## DATA EXCERPTS
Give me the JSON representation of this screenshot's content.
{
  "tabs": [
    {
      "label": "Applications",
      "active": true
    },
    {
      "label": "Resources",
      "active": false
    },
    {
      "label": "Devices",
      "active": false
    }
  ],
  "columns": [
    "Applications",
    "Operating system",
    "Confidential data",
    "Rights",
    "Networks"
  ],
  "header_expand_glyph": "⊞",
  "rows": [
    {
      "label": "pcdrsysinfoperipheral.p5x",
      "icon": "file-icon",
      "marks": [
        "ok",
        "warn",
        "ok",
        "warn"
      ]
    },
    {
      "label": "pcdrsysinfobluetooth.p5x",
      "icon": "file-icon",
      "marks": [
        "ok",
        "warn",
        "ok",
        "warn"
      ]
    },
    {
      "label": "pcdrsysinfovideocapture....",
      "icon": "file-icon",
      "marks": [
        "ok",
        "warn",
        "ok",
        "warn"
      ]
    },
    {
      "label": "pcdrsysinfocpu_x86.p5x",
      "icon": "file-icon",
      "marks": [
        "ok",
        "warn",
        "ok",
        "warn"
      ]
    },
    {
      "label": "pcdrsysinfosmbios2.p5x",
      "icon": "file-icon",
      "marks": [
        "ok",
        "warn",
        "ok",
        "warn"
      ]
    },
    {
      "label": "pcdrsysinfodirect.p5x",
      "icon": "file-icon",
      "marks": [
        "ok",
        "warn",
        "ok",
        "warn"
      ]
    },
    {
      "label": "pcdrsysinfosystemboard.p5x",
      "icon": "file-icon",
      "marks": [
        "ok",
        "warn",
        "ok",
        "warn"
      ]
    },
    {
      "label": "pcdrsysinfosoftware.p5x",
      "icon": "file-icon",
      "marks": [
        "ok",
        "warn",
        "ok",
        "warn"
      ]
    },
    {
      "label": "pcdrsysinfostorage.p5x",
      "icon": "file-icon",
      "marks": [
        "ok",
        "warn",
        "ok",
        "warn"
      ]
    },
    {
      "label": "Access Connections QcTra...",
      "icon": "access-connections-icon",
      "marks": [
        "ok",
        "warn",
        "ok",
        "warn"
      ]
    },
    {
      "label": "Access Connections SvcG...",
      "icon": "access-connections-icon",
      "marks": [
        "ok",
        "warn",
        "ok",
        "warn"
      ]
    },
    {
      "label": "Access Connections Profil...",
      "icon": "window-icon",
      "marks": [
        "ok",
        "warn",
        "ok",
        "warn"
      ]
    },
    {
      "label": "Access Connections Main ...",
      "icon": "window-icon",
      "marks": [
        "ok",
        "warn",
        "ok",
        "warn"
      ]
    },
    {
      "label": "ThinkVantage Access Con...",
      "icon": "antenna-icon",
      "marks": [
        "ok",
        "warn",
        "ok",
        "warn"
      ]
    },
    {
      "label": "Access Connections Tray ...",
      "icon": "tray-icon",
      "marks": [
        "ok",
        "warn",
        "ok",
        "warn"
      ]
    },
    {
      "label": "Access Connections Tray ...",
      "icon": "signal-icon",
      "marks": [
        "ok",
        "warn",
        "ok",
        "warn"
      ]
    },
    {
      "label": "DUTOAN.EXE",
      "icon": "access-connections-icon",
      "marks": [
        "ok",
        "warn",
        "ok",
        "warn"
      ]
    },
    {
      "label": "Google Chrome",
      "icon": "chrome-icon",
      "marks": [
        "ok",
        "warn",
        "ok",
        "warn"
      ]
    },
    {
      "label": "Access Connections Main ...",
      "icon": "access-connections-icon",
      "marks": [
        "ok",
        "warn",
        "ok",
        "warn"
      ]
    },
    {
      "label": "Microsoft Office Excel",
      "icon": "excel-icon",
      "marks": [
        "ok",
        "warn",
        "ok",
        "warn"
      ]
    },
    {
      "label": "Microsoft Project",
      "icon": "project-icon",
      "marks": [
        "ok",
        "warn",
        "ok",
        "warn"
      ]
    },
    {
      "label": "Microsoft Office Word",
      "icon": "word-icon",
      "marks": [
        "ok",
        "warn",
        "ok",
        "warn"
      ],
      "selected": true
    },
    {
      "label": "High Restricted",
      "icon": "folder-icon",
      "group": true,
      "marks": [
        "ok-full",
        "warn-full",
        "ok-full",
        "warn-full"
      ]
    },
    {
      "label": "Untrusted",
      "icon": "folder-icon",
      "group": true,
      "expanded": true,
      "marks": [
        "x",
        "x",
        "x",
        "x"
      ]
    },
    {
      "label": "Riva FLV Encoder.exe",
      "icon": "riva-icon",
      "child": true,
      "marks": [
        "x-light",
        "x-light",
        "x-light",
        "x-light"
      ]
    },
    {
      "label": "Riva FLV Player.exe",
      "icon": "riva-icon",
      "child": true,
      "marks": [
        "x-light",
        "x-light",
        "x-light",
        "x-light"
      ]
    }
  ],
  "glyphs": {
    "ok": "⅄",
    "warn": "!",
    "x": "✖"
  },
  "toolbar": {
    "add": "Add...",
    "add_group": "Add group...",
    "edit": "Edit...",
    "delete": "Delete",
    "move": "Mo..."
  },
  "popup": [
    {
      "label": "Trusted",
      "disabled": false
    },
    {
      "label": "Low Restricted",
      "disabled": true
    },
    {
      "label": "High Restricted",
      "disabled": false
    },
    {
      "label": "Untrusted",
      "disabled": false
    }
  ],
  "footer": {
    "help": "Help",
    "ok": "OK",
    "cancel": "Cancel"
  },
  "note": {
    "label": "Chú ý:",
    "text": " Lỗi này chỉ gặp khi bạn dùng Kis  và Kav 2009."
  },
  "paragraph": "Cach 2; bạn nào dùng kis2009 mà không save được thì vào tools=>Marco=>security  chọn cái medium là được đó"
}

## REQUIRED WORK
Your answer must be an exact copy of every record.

## WORKED SOLUTION
Give me the JSON representation of this screenshot's content.
{
  "tabs": [
    {
      "label": "Applications",
      "active": true
    },
    {
      "label": "Resources",
      "active": false
    },
    {
      "label": "Devices",
      "active": false
    }
  ],
  "columns": [
    "Applications",
    "Operating system",
    "Confidential data",
    "Rights",
    "Networks"
  ],
  "header_expand_glyph": "⊞",
  "rows": [
    {
      "label": "pcdrsysinfoperipheral.p5x",
      "icon": "file-icon",
      "marks": [
        "ok",
        "warn",
        "ok",
        "warn"
      ]
    },
    {
      "label": "pcdrsysinfobluetooth.p5x",
      "icon": "file-icon",
      "marks": [
        "ok",
        "warn",
        "ok",
        "warn"
      ]
    },
    {
      "label": "pcdrsysinfovideocapture....",
      "icon": "file-icon",
      "marks": [
        "ok",
        "warn",
        "ok",
        "warn"
      ]
    },
    {
      "label": "pcdrsysinfocpu_x86.p5x",
      "icon": "file-icon",
      "marks": [
        "ok",
        "warn",
        "ok",
        "warn"
      ]
    },
    {
      "label": "pcdrsysinfosmbios2.p5x",
      "icon": "file-icon",
      "marks": [
        "ok",
        "warn",
        "ok",
        "warn"
      ]
    },
    {
      "label": "pcdrsysinfodirect.p5x",
      "icon": "file-icon",
      "marks": [
        "ok",
        "warn",
        "ok",
        "warn"
      ]
    },
    {
      "label": "pcdrsysinfosystemboard.p5x",
      "icon": "file-icon",
      "marks": [
        "ok",
        "warn",
        "ok",
        "warn"
      ]
    },
    {
      "label": "pcdrsysinfosoftware.p5x",
      "icon": "file-icon",
      "marks": [
        "ok",
        "warn",
        "ok",
        "warn"
      ]
    },
    {
      "label": "pcdrsysinfostorage.p5x",
      "icon": "file-icon",
      "marks": [
        "ok",
        "warn",
        "ok",
        "warn"
      ]
    },
    {
      "label": "Access Connections QcTra...",
      "icon": "access-connections-icon",
      "marks": [
        "ok",
        "warn",
        "ok",
        "warn"
      ]
    },
    {
      "label": "Access Connections SvcG...",
      "icon": "access-connections-icon",
      "marks": [
        "ok",
        "warn",
        "ok",
        "warn"
      ]
    },
    {
      "label": "Access Connections Profil...",
      "icon": "window-icon",
      "marks": [
        "ok",
        "warn",
        "ok",
        "warn"
      ]
    },
    {
      "label": "Access Connections Main ...",
      "icon": "window-icon",
      "marks": [
        "ok",
        "warn",
        "ok",
        "warn"
      ]
    },
    {
      "label": "ThinkVantage Access Con...",
      "icon": "antenna-icon",
      "marks": [
        "ok",
        "warn",
        "ok",
        "warn"
      ]
    },
    {
      "label": "Access Connections Tray ...",
      "icon": "tray-icon",
      "marks": [
        "ok",
        "warn",
        "ok",
        "warn"
      ]
    },
    {
      "label": "Access Connections Tray ...",
      "icon": "signal-icon",
      "marks": [
        "ok",
        "warn",
        "ok",
        "warn"
      ]
    },
    {
      "label": "DUTOAN.EXE",
      "icon": "access-connections-icon",
      "marks": [
        "ok",
        "warn",
        "ok",
        "warn"
      ]
    },
    {
      "label": "Google Chrome",
      "icon": "chrome-icon",
      "marks": [
        "ok",
        "warn",
        "ok",
        "warn"
      ]
    },
    {
      "label": "Access Connections Main ...",
      "icon": "access-connections-icon",
      "marks": [
        "ok",
        "warn",
        "ok",
        "warn"
      ]
    },
    {
      "label": "Microsoft Office Excel",
      "icon": "excel-icon",
      "marks": [
        "ok",
        "warn",
        "ok",
        "warn"
      ]
    },
    {
      "label": "Microsoft Project",
      "icon": "project-icon",
      "marks": [
        "ok",
        "warn",
        "ok",
        "warn"
      ]
    },
    {
      "label": "Microsoft Office Word",
      "icon": "word-icon",
      "marks": [
        "ok",
        "warn",
        "ok",
        "warn"
      ],
      "selected": true
    },
    {
      "label": "High Restricted",
      "icon": "folder-icon",
      "group": true,
      "marks": [
        "ok-full",
        "warn-full",
        "ok-full",
        "warn-full"
      ]
    },
    {
      "label": "Untrusted",
      "icon": "folder-icon",
      "group": true,
      "expanded": true,
      "marks": [
        "x",
        "x",
        "x",
        "x"
      ]
    },
    {
      "label": "Riva FLV Encoder.exe",
      "icon": "riva-icon",
      "child": true,
      "marks": [
        "x-light",
        "x-light",
        "x-light",
        "x-light"
      ]
    },
    {
      "label": "Riva FLV Player.exe",
      "icon": "riva-icon",
      "child": true,
      "marks": [
        "x-light",
        "x-light",
        "x-light",
        "x-light"
      ]
    }
  ],
  "glyphs": {
    "ok": "⅄",
    "warn": "!",
    "x": "✖"
  },
  "toolbar": {
    "add": "Add...",
    "add_group": "Add group...",
    "edit": "Edit...",
    "delete": "Delete",
    "move": "Mo..."
  },
  "popup": [
    {
      "label": "Trusted",
      "disabled": false
    },
    {
      "label": "Low Restricted",
      "disabled": true
    },
    {
      "label": "High Restricted",
      "disabled": false
    },
    {
      "label": "Untrusted",
      "disabled": false
    }
  ],
  "footer": {
    "help": "Help",
    "ok": "OK",
    "cancel": "Cancel"
  },
  "note": {
    "label": "Chú ý:",
    "text": " Lỗi này chỉ gặp khi bạn dùng Kis  và Kav 2009."
  },
  "paragraph": "Cach 2; bạn nào dùng kis2009 mà không save được thì vào tools=>Marco=>security  chọn cái medium là được đó"
}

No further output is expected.